“Now that this new (secretary of state) administration intends to move forward with implementation, we are working with SOS to arrive at (a) technical solution,” she said in an email. “However, the hundreds of other police departments affected will have their own implementation to address.”
Arnold said the state police will also need to make changes to its Criminal History Records Information, including its data on criminal court outcomes, and that the Livescan fingerprint machines will also need to be updated to accept the additional gender option.
Court systems in Illinois will also need to allow the “X” option into their record-keeping. Chris Bonjean, a spokesman for the Administrative Office of the Illinois Courts, said there’s an “unknown” gender designation for parties involved in cases but in light of the law change, the “unknown” option would be expanded to include the “X” gender designation.
Bonjean said the AOIC would need 90 days to accommodate these changes on citations and get the word out to other courts about the law’s implementation.
“The secretary of state and Illinois State Police have indicated they are working toward identifying the impact of these updates,” Bonjean said in an email. “The AOIC is assisting with facilitating and coordinating implementation between the courts and the state agencies.”
The “X” gender option also presents challenges to health care. The Illinois Health and Hospital Association, an advocacy group for the health care industry in the state, also acknowledged that some electronic hospital record-keeping systems may not be able to read an “X” gender designation on a person’s ID.

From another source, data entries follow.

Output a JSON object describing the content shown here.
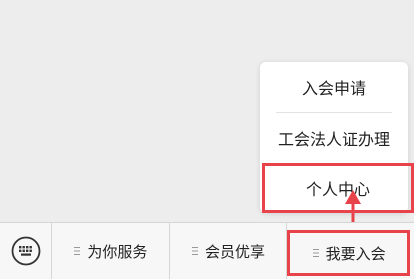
{
  "submenu": {
    "items": [
      {
        "label": "入会申请"
      },
      {
        "label": "工会法人证办理"
      },
      {
        "label": "个人中心"
      }
    ]
  },
  "menu": {
    "tabs": [
      {
        "label": "为你服务"
      },
      {
        "label": "会员优享"
      },
      {
        "label": "我要入会"
      }
    ]
  },
  "icons": {
    "keyboard": "keyboard-icon",
    "menu_lines": "menu-lines-icon",
    "arrow": "arrow-up-icon"
  },
  "colors": {
    "highlight": "#e8424a",
    "background": "#ededed",
    "bar": "#f7f7f7"
  }
}
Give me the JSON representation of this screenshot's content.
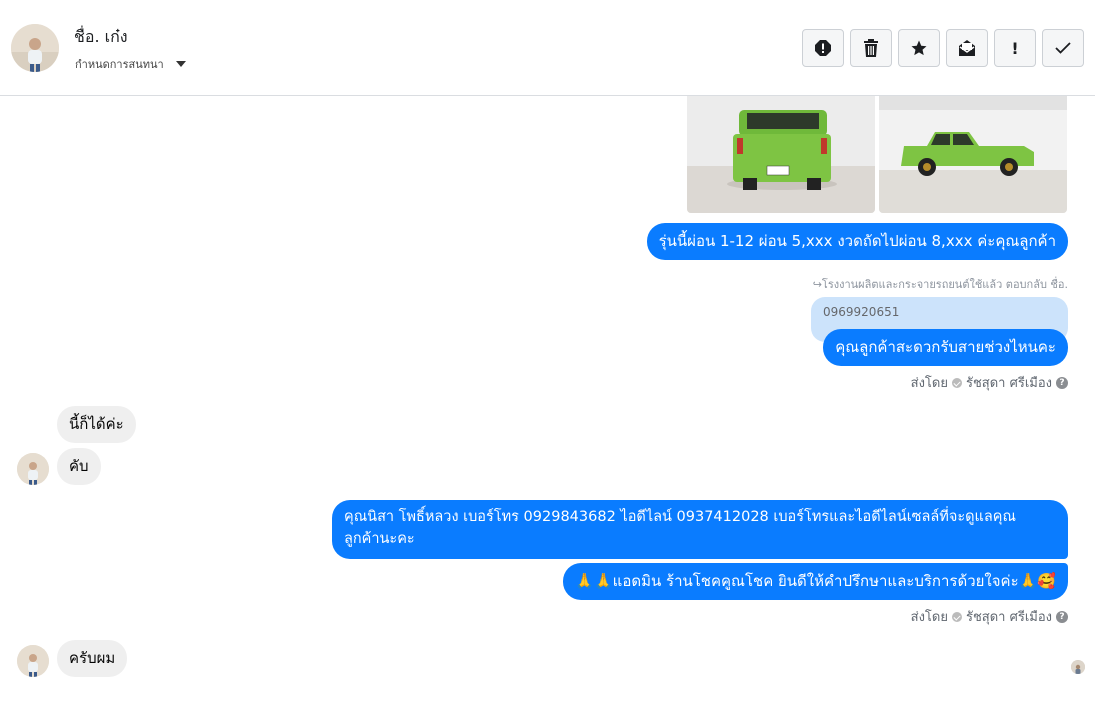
{
  "header": {
    "name": "ชื่อ. เก๋ง",
    "subtitle": "กำหนดการสนทนา"
  },
  "toolbar": [
    {
      "icon": "alert-circle-icon",
      "label": ""
    },
    {
      "icon": "trash-icon",
      "label": ""
    },
    {
      "icon": "star-icon",
      "label": ""
    },
    {
      "icon": "mark-unread-icon",
      "label": ""
    },
    {
      "icon": "exclamation-icon",
      "label": "!"
    },
    {
      "icon": "checkmark-icon",
      "label": ""
    }
  ],
  "messages": {
    "m1": "รุ่นนี้ผ่อน 1-12 ผ่อน 5,xxx งวดถัดไปผ่อน 8,xxx ค่ะคุณลูกค้า",
    "reply_note": "โรงงานผลิตและกระจายรถยนต์ใช้แล้ว ตอบกลับ ชื่อ.",
    "quoted": "0969920651",
    "m2": "คุณลูกค้าสะดวกรับสายช่วงไหนคะ",
    "sent_by_label": "ส่งโดย",
    "sender_name": "รัชสุดา ศรีเมือง",
    "in1": "นี้ก็ได้ค่ะ",
    "in2": "คับ",
    "m3_line1": "คุณนิสา โพธิ์หลวง  เบอร์โทร 0929843682  ไอดีไลน์ 0937412028   เบอร์โทรและไอดีไลน์เซลล์ที่จะดูแลคุณ",
    "m3_line2": "ลูกค้านะคะ",
    "m4": "🙏🙏แอดมิน ร้านโชคคูณโชค ยินดีให้คำปรึกษาและบริการด้วยใจค่ะ🙏🥰",
    "in3": "ครับผม"
  },
  "colors": {
    "outgoing": "#0a7cff",
    "incoming": "#efefef",
    "truck": "#7ec443"
  }
}
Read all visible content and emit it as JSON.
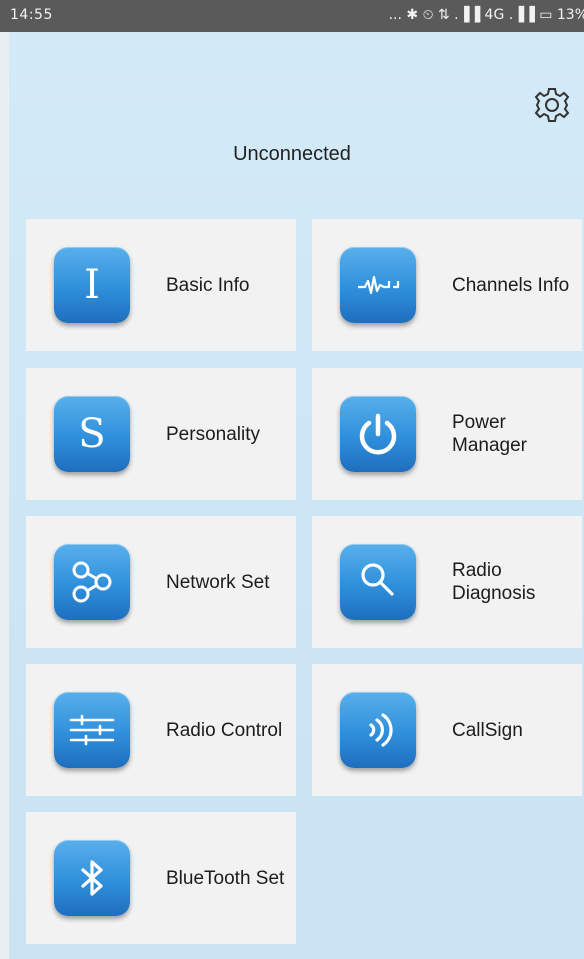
{
  "status_bar": {
    "time": "14:55",
    "icons": "... ✱ ⏲ ⇅ .▐▐ 4G .▐▐ ▭ 13%"
  },
  "connection_status": "Unconnected",
  "tiles": [
    {
      "label": "Basic Info",
      "icon": "basic-info-icon"
    },
    {
      "label": "Channels Info",
      "icon": "channels-info-icon"
    },
    {
      "label": "Personality",
      "icon": "personality-icon"
    },
    {
      "label": "Power Manager",
      "icon": "power-icon"
    },
    {
      "label": "Network Set",
      "icon": "network-icon"
    },
    {
      "label": "Radio Diagnosis",
      "icon": "search-icon"
    },
    {
      "label": "Radio Control",
      "icon": "sliders-icon"
    },
    {
      "label": "CallSign",
      "icon": "callsign-icon"
    },
    {
      "label": "BlueTooth Set",
      "icon": "bluetooth-icon"
    }
  ],
  "icon_glyphs": {
    "basic_info": "I",
    "personality": "S"
  },
  "colors": {
    "background": "#d4eaf7",
    "tile": "#f2f2f2",
    "icon_blue": "#2f8fdb",
    "status_bar": "#5a5a5a"
  }
}
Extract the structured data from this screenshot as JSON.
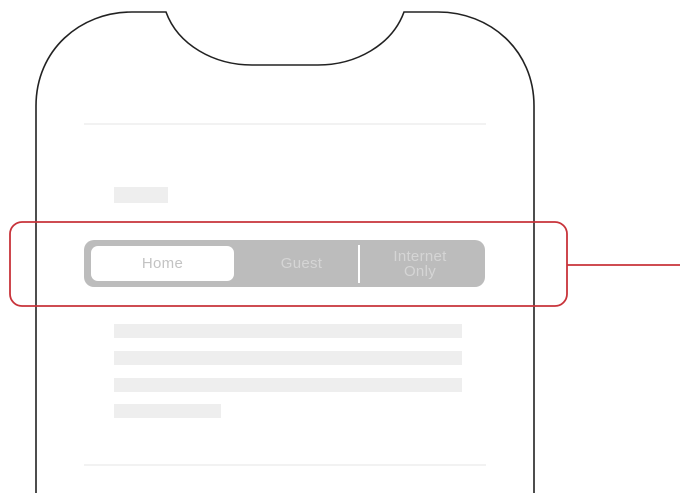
{
  "segmented_control": {
    "options": [
      "Home",
      "Guest",
      "Internet\nOnly"
    ],
    "selected": "Home"
  },
  "colors": {
    "callout": "#c8333a",
    "phone_outline": "#222222",
    "segment_track": "#bcbcbc",
    "placeholder": "#eeeeee"
  }
}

The association acknowledged that incorporating the “X” option could take significant time for hospitals to put in place and the change would impact more than a dozen hospital services ranging from lab functions to billing and insurance. Also, if an existing patient presents a new gender from their driver’s license that could generate a new medical record, that could limit vital medical history information to the health care provider.
“Once fully implemented, some hospitals, as well as other health care stakeholders, may need to execute operational and technical changes to ensure new data is correctly captured and there are no downstream hurdles for patient care,” said Paris Ervin, a spokeswoman for the health and hospital association.
In recent years, a number of public agencies have added the “X” gender marker option to official forms. In 2021, for example, the Illinois Department of Public Health’s vital records division added an “X” option to its system for death certificates. Gender-neutral options are also allowed on passports and birth certificates in Illinois.
The secretary of state’s office said Illinois is among more than 20 states to accommodate an “X” gender marker law for driver’s licenses or other state IDs. California’s law has been on the books since 2019. And as of Dec. 31, there were 13,623 driver’s licenses or other state IDs issued to people in California who identified with an “X” on those cards, according to the California Department of Motor Vehicles.
Rudnick, who uses the pronouns he/him or they/them, said although many nonbinary people welcome the availability of an “X” gender marker on state IDs, others might feel safer sticking with an “M” or “F.”
Silas Leslie, a nonbinary trans person who uses they/them pronouns, said they personally don’t prefer to have an “X” gender on any IDs because “that outs me in situations where it may be unsafe to be outed.” So Leslie resorts to an imperfect option by typically identifying as female on certain legal forms that require a legal gender, such as for insurance.
Nonetheless, Leslie believed that having the option to choose “X” as a gender marker “is a great first step” and lamented the long road to implementation.
“It is really that disconnect between forms and a continued lack of representation of the trans community by governmental entities,” said Leslie, an LGBTQ+ advocate for an organization based in Chicago’s Andersonville neighborhood. “That’s why we are considered a minority of a minority (of the population). It’s because we’re not counted in any meaningful way.”